## [TASK TO COMPLETE]
Each line below that carries the string "page" must appear in the answer.

┌────────

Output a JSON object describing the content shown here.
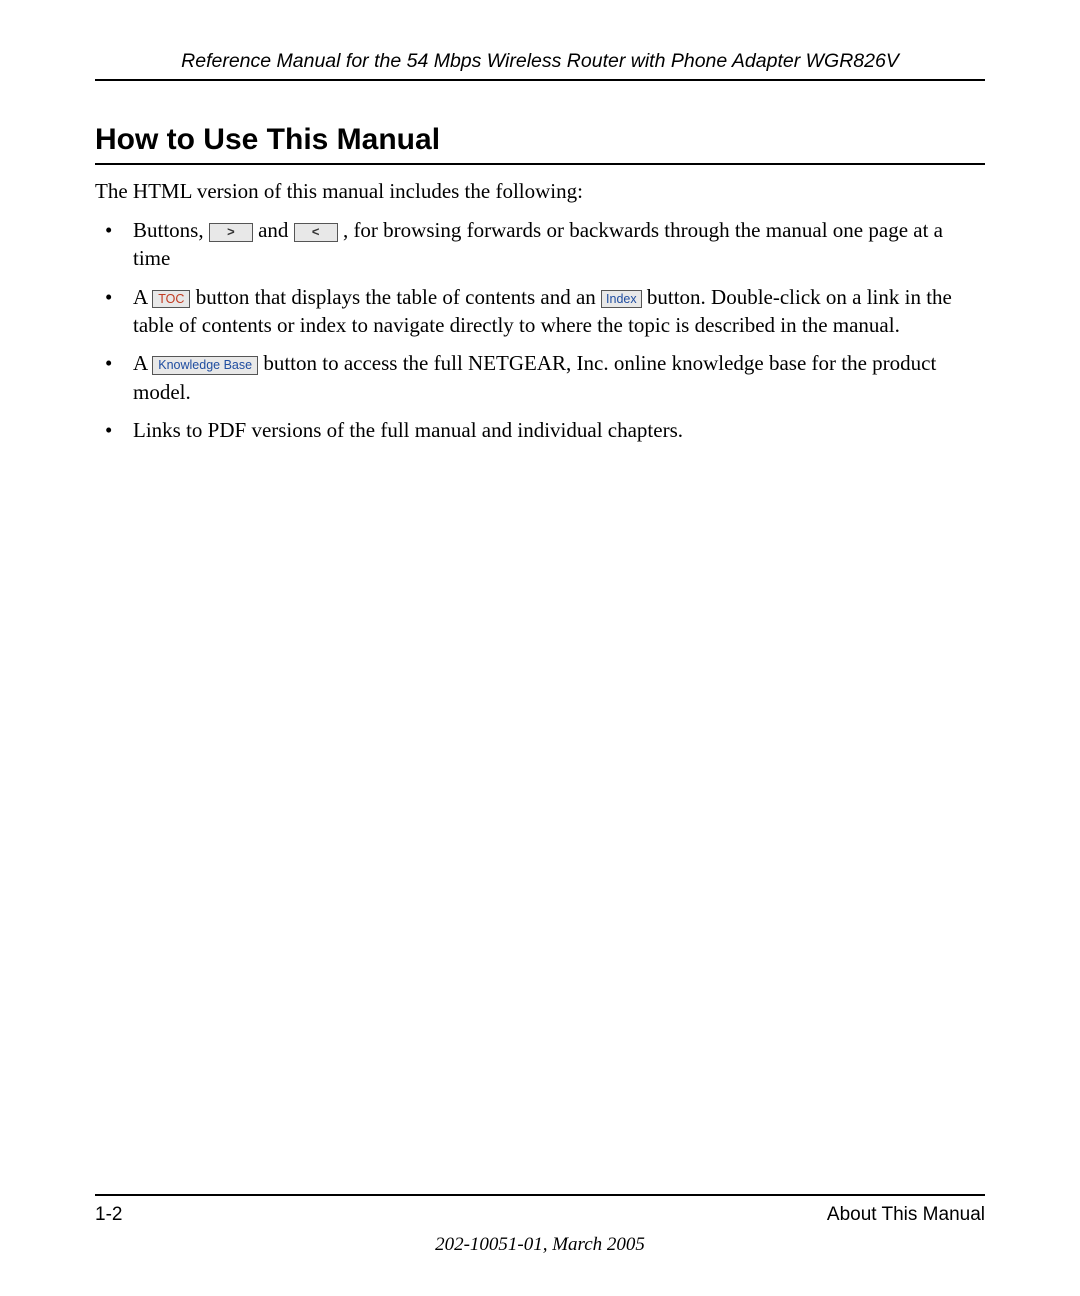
{
  "header": {
    "title": "Reference Manual for the 54 Mbps Wireless Router with Phone Adapter WGR826V"
  },
  "section": {
    "heading": "How to Use This Manual",
    "intro": "The HTML version of this manual includes the following:"
  },
  "buttons": {
    "forward": ">",
    "back": "<",
    "toc": "TOC",
    "index": "Index",
    "kb": "Knowledge Base"
  },
  "bullets": {
    "b1_a": "Buttons, ",
    "b1_b": " and ",
    "b1_c": " , for browsing forwards or backwards through the manual one page at a time",
    "b2_a": "A ",
    "b2_b": " button that displays the table of contents and an ",
    "b2_c": " button. Double-click on a link in the table of contents or index to navigate directly to where the topic is described in the manual.",
    "b3_a": "A ",
    "b3_b": " button to access the full NETGEAR, Inc. online knowledge base for the product model.",
    "b4": "Links to PDF versions of the full manual and individual chapters."
  },
  "footer": {
    "page": "1-2",
    "section": "About This Manual",
    "docid": "202-10051-01, March 2005"
  }
}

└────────

## [RESULT OF THIS TASK]
    "b1_c": " , for browsing forwards or backwards through the manual one page at a time",
    "page": "1-2",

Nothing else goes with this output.